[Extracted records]
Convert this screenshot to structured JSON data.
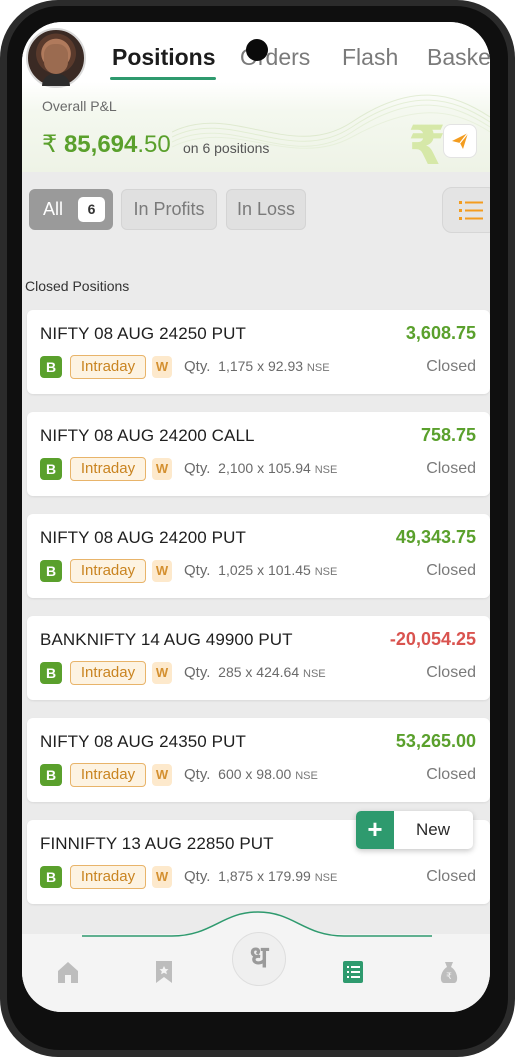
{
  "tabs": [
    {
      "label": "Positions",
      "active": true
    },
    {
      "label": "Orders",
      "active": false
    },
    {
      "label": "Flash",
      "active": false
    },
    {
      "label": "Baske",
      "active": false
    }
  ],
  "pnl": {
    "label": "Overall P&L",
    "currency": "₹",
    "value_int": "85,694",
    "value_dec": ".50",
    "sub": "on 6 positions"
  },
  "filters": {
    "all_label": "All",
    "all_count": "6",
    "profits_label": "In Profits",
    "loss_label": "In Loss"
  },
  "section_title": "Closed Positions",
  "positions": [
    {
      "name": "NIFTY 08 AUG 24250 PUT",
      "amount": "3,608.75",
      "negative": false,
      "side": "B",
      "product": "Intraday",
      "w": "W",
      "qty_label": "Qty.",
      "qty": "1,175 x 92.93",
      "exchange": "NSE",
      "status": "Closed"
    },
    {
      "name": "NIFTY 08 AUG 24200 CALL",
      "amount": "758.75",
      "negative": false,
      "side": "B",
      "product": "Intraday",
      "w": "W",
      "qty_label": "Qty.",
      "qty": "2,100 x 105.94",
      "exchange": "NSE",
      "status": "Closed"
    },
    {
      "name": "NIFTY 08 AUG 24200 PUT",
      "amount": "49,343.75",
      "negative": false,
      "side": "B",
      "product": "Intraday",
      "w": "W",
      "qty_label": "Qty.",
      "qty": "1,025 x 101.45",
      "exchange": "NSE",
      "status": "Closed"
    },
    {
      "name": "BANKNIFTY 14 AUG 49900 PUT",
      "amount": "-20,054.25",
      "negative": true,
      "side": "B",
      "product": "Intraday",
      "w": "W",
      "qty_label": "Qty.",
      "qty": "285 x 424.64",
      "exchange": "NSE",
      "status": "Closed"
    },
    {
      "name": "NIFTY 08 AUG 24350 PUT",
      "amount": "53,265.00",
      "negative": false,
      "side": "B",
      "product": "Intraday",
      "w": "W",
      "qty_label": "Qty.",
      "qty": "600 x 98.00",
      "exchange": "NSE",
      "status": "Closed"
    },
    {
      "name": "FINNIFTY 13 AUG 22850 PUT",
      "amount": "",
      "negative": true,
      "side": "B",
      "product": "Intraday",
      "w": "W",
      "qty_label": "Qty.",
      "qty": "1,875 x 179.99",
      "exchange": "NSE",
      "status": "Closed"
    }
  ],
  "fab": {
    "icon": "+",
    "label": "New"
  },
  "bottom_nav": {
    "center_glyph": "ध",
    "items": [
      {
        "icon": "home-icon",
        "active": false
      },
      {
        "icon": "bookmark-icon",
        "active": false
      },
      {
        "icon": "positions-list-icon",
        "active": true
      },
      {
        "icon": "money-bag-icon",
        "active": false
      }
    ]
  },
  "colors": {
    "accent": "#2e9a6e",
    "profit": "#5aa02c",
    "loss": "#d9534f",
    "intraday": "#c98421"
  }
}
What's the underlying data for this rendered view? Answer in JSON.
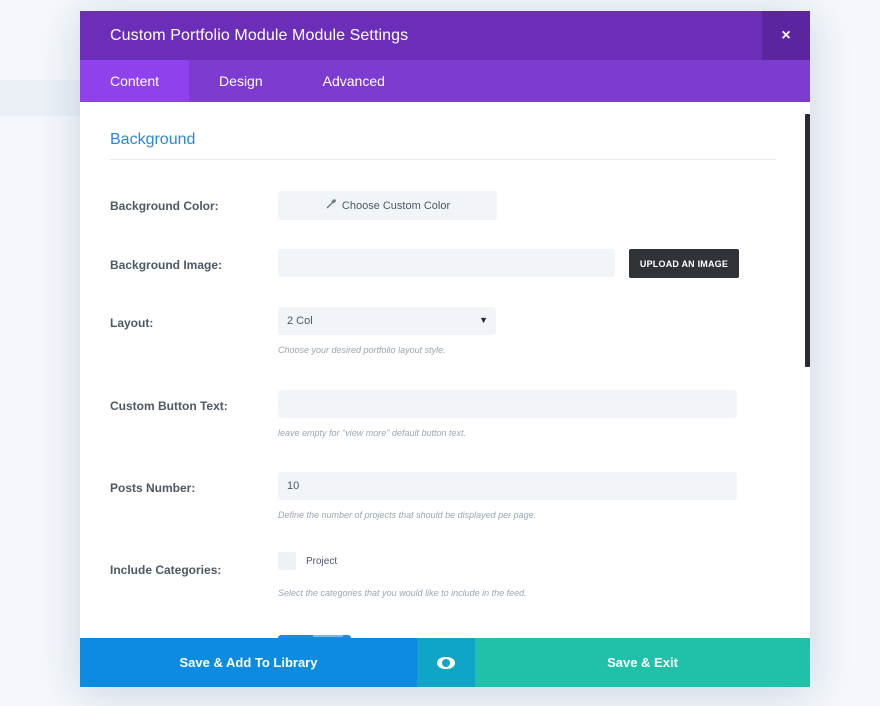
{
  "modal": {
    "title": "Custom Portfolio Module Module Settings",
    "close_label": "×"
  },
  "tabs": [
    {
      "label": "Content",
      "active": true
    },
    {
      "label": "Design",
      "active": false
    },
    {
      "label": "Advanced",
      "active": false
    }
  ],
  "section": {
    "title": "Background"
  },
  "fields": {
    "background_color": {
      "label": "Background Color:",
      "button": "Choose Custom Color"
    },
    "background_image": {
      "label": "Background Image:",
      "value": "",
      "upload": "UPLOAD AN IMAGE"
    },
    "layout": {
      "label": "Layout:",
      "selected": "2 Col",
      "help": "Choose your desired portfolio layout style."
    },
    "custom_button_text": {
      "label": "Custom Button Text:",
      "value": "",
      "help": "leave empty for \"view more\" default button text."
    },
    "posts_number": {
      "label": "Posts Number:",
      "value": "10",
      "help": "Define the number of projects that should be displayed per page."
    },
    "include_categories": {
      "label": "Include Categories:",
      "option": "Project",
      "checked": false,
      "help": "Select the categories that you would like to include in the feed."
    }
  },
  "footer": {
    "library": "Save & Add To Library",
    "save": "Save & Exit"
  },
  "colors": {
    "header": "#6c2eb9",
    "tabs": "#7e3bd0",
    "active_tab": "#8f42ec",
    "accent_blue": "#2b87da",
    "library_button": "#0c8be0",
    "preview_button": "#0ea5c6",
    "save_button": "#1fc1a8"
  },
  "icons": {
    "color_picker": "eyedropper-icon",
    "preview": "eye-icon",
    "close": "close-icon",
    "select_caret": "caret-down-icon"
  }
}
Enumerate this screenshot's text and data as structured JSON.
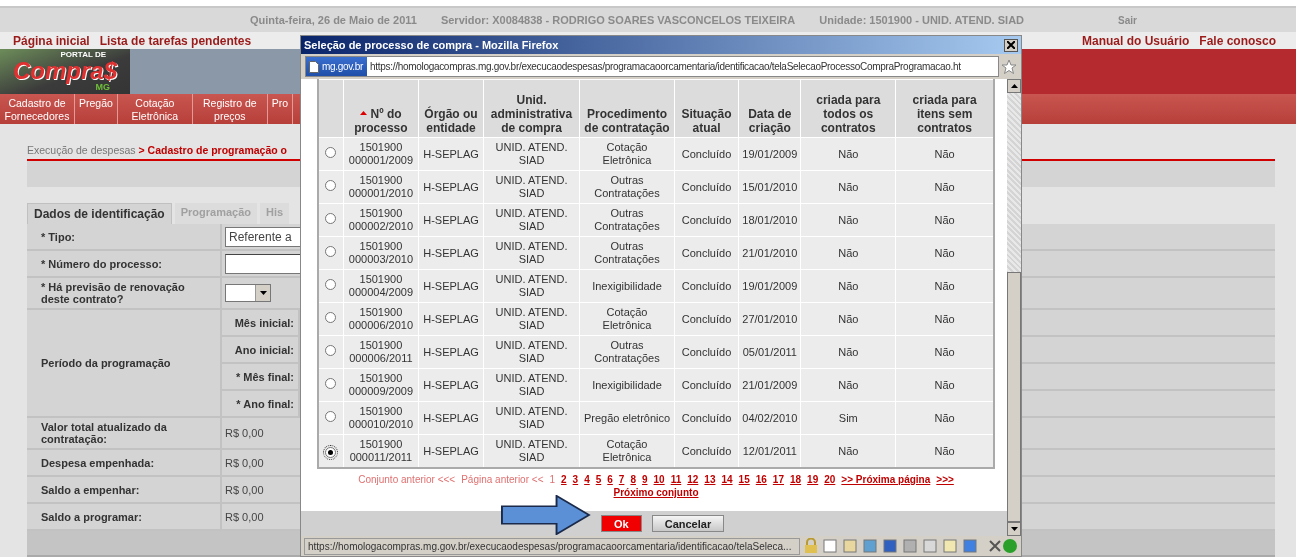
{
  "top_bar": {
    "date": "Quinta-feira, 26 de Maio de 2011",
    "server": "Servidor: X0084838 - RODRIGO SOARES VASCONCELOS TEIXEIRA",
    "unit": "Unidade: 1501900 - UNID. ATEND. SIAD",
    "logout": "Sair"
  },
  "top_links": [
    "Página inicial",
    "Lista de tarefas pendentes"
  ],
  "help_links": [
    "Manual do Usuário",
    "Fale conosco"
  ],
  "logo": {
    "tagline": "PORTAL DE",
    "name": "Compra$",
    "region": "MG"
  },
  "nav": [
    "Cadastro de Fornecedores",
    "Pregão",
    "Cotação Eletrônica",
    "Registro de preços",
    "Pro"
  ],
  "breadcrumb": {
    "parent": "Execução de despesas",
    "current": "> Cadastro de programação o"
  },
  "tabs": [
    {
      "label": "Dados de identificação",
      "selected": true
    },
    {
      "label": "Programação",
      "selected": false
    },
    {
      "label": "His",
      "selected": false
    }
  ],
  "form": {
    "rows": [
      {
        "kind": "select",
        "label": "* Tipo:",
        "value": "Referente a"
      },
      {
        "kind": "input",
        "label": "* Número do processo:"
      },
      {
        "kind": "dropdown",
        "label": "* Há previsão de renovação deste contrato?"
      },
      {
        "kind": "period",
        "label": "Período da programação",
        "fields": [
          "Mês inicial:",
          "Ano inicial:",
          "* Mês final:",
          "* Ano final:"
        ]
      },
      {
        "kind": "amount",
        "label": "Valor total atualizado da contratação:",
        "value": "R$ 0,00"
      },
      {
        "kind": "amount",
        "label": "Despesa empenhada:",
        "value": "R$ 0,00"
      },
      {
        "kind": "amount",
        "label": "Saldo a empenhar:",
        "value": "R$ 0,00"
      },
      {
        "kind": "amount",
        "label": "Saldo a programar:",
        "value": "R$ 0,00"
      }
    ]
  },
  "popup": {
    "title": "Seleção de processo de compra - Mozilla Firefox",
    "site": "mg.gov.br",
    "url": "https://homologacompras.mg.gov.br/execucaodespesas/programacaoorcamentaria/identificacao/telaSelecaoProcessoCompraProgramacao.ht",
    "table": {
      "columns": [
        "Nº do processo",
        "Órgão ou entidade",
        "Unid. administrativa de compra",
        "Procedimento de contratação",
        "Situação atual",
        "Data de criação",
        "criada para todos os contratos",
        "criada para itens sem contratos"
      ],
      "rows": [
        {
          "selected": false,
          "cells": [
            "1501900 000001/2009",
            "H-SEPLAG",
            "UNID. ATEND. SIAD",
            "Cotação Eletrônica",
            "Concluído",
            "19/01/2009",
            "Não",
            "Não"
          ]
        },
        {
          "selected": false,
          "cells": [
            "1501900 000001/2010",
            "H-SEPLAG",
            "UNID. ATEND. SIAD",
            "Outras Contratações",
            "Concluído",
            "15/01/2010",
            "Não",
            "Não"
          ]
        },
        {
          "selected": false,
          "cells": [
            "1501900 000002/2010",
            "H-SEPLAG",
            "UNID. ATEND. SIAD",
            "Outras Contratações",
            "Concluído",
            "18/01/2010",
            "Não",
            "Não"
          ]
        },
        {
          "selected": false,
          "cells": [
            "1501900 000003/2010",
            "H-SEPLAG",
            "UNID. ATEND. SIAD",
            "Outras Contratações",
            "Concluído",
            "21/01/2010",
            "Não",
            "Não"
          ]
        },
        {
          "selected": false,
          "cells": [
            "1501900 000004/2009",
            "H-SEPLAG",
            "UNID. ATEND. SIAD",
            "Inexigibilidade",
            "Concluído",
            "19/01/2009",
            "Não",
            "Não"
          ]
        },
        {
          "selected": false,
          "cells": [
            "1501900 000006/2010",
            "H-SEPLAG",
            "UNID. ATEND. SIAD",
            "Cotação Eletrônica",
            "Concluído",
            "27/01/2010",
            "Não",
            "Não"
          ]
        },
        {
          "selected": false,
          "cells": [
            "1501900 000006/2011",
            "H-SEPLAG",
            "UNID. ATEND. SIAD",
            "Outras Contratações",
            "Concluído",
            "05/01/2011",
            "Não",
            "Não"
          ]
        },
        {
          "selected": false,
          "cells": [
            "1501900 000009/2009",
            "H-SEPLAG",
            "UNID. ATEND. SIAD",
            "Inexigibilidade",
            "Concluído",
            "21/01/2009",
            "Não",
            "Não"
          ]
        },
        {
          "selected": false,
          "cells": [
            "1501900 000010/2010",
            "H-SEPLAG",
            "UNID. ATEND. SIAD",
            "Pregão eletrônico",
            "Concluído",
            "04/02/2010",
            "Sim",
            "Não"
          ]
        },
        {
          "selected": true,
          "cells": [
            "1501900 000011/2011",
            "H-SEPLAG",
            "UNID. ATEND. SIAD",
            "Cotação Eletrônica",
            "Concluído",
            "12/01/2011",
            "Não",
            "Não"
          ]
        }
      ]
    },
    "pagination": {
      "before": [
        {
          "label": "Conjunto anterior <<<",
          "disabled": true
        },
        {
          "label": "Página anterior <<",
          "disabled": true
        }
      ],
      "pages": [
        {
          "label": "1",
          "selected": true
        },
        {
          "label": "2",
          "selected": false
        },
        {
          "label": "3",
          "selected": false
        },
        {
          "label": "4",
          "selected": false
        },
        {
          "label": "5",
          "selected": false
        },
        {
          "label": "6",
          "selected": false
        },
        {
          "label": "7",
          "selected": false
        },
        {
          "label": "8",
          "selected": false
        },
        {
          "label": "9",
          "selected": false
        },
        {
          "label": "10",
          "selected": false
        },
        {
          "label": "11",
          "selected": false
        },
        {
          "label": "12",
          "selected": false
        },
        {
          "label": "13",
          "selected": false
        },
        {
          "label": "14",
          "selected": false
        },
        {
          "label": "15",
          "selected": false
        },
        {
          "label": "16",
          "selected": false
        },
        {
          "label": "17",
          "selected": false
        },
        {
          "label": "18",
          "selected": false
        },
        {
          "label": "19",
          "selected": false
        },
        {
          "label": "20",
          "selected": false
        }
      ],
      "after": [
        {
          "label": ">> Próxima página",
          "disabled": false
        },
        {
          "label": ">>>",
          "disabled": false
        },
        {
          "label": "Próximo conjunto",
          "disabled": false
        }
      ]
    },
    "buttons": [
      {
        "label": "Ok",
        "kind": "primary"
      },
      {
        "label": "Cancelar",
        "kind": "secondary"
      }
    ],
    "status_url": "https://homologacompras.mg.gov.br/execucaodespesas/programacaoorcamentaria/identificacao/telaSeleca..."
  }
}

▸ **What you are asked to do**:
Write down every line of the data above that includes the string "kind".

▸ **Result for this exercise**:
        "kind": "select",
        "kind": "input",
        "kind": "dropdown",
        "kind": "period",
        "kind": "amount",
        "kind": "amount",
        "kind": "amount",
        "kind": "amount",
        "kind": "primary"
        "kind": "secondary"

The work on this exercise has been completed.